On the brighter side, the Crane Naval Surface Warfare Center continues
to be an important economic force for Bloomington and the region. Crane employs about 4,000 people. A large portion of those employees live in Bloomington. Based on 2009 data, 741 people a day commuted from Monroe County to Martin County. Only Lawrence County beats Monroe County as the bedroom community for Crane's relatively well-compensated engineers and technicians.
While relatively few Monroe residents commute to Daviess and Greene counties today, that may change in the future as the technology park at Crane's Westgate expands. In Daviess County alone, employment in professional, scientific and technical services jumped from just over 150 to 700 in five years. The change in employment in professional, scientific and technical services from 2004 to 2009 in Greene County was even more dramatic. While the significant five-year job growth in professional, scientific and technical services in Greene and Daviess counties is not reflected in commuting statistics from Monroe County, one might expect that Westgate-based workers seeking entertainment and cultural amenities would put down roots in Bloomington and its environs, adding to its growth and economic vitality.
(1.) When estimating the ripple effects of a plant closure, it does not matter whether the employees are relocated or not.
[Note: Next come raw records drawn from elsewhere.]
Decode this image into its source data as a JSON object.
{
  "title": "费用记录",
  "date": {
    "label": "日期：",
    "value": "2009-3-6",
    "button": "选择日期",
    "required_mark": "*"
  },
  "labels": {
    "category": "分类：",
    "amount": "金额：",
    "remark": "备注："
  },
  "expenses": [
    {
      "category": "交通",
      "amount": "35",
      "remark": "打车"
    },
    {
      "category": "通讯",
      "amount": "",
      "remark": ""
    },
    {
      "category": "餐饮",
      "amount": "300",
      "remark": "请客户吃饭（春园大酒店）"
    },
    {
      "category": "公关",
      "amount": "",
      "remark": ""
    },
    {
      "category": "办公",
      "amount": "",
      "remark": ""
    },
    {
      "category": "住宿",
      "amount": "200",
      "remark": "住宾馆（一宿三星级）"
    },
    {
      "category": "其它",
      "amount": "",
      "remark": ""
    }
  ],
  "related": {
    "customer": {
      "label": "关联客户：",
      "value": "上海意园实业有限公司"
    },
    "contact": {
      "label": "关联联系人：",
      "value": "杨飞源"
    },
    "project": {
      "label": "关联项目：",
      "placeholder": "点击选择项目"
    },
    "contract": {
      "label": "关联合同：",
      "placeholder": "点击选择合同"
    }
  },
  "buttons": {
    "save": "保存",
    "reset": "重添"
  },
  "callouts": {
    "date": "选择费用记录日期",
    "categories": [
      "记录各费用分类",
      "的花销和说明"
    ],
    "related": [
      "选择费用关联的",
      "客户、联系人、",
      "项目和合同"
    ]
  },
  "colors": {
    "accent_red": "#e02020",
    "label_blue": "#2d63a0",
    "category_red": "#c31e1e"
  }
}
The money re-circulating in the local economy is lost either way.
Timothy F. Slaper, Ph.D.: Director of Economic Analysis, Indiana Business Research Center, Kelley School of Business, Indiana University
Ryan A. Krause: Research Assistant, Indiana Business Research Center, Kelley School of Business, Indiana University